**RECORDS TO PROCESS**:
• • • • •

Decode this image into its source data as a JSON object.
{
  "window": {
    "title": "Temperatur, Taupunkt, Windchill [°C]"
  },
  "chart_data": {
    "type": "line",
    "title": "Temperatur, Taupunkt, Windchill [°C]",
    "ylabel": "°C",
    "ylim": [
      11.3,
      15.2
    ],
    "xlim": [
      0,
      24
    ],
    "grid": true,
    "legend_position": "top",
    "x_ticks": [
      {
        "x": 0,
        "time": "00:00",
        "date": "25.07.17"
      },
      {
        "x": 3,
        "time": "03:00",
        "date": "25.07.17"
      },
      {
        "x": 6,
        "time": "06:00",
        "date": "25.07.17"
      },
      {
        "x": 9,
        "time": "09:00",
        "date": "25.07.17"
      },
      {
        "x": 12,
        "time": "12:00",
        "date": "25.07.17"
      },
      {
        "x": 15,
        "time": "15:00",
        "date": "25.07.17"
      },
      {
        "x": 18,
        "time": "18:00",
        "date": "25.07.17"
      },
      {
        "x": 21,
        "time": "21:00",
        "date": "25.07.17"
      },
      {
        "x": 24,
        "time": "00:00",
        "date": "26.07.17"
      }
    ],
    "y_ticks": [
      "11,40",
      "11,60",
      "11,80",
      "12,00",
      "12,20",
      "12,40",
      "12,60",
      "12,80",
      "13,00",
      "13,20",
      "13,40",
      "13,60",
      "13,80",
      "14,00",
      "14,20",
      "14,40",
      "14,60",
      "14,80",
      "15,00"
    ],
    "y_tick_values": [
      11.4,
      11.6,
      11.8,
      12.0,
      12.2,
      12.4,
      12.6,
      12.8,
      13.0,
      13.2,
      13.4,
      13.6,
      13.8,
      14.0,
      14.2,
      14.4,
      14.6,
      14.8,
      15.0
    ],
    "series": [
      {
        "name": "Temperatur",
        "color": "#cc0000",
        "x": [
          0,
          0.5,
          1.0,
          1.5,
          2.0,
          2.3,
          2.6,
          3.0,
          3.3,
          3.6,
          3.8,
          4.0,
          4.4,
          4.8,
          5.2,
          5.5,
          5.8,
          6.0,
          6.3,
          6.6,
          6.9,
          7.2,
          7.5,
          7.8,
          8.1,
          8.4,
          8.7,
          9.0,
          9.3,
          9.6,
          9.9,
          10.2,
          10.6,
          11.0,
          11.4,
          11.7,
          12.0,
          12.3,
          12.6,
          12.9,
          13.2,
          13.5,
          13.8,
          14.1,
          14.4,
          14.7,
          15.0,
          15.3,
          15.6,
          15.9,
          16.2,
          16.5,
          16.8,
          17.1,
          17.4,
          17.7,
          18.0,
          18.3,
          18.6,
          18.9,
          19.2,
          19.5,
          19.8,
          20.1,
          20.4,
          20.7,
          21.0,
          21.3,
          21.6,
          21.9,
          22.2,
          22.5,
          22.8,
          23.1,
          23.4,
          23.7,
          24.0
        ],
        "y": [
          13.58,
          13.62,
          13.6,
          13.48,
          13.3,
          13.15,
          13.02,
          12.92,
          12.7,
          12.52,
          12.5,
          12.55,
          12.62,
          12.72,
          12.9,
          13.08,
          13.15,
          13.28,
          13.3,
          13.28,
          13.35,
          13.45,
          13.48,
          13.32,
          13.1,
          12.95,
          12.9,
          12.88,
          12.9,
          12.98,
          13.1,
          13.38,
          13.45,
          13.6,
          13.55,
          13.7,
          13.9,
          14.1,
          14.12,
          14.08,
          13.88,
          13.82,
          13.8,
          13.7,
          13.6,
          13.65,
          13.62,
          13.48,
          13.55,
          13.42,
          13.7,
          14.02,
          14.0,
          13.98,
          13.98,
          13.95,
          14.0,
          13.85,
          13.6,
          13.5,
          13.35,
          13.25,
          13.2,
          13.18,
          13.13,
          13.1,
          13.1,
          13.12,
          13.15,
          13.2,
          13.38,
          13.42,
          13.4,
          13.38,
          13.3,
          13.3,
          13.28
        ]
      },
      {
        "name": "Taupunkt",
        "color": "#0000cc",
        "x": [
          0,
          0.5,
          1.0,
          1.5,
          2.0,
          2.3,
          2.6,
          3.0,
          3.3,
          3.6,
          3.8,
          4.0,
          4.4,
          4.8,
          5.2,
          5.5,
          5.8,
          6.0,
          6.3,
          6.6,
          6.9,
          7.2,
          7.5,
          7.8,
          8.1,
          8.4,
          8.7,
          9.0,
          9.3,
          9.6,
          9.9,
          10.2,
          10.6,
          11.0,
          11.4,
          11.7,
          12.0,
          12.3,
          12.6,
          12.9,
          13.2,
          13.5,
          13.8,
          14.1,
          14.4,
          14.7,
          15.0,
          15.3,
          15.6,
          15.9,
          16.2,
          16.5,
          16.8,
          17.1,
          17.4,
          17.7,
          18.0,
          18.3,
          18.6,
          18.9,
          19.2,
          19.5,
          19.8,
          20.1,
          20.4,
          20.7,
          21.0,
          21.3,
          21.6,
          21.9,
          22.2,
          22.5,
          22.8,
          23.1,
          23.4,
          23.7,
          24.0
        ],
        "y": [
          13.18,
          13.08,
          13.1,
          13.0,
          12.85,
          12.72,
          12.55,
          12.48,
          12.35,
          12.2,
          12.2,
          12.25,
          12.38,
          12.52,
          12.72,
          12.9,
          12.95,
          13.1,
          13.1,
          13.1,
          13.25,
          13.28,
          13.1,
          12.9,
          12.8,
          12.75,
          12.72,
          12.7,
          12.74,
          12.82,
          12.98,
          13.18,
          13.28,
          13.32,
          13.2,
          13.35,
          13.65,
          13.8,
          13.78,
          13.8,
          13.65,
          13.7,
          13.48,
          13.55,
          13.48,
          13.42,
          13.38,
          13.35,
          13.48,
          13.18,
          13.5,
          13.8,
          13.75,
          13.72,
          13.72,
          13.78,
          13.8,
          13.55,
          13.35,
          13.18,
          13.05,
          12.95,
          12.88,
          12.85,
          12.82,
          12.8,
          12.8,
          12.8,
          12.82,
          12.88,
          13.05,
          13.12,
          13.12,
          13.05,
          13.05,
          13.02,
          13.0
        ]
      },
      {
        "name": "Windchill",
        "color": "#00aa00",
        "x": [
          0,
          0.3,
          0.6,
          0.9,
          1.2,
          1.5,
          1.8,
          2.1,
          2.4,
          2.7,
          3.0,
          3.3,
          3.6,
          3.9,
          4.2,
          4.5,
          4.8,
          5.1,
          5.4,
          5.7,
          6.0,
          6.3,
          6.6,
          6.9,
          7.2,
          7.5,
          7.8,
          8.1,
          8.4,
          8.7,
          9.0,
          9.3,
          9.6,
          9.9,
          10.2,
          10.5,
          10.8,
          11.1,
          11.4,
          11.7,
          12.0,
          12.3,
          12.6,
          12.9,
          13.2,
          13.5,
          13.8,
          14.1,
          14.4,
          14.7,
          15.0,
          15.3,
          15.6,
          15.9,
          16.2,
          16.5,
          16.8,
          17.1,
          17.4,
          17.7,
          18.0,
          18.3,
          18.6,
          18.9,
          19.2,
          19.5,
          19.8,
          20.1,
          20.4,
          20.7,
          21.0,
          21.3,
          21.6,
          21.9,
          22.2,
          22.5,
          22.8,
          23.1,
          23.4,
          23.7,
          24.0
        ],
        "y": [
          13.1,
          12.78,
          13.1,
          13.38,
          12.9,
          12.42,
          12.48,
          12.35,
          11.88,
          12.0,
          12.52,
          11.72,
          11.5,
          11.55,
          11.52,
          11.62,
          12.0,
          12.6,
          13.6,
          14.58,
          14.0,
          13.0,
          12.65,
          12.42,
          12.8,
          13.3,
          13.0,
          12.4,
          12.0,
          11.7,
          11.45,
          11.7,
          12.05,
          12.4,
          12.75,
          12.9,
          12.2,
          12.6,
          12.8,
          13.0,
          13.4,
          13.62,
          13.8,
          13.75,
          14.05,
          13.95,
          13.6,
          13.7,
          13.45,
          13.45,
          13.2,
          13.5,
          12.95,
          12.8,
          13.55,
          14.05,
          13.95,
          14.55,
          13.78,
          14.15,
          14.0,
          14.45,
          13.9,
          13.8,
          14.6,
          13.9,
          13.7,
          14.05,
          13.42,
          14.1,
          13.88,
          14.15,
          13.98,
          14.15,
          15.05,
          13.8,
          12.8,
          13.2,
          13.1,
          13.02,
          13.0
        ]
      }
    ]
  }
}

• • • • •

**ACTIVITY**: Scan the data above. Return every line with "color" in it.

**RESPONSE FOR THIS EXERCISE**:
        "color": "#cc0000",
        "color": "#0000cc",
        "color": "#00aa00",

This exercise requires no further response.